## THE PROBLEM
If a line in the data holds the string "title", list it.

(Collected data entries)
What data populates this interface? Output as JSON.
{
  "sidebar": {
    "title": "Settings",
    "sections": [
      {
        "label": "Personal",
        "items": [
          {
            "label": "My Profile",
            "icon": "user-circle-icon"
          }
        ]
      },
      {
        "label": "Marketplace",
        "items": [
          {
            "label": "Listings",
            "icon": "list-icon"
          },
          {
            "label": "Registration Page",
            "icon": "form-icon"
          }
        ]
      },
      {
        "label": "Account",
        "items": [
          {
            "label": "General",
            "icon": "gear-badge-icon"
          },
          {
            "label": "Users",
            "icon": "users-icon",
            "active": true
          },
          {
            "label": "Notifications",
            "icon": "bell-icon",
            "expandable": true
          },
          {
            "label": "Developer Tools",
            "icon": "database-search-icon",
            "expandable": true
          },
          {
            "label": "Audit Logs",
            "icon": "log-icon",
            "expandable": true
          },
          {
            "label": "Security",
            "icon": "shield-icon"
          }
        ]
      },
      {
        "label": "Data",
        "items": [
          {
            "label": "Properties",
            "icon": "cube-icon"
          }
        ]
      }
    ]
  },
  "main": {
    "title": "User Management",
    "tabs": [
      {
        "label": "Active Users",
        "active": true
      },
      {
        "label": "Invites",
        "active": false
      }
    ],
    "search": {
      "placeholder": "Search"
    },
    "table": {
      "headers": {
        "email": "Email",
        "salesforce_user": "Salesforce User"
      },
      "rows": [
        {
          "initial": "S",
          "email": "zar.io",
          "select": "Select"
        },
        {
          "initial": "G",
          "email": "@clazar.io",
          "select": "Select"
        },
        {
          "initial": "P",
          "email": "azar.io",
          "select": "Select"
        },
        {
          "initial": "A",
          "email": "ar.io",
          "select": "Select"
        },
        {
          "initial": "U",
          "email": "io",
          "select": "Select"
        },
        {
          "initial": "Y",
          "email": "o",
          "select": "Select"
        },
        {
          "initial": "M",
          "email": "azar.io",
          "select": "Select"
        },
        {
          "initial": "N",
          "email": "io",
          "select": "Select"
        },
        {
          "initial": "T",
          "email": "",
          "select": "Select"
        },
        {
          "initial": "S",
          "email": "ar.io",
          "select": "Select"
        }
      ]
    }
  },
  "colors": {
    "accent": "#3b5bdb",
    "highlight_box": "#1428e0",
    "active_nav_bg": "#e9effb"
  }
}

## PROBLEM SOLUTION
    "title": "Settings",
    "title": "User Management",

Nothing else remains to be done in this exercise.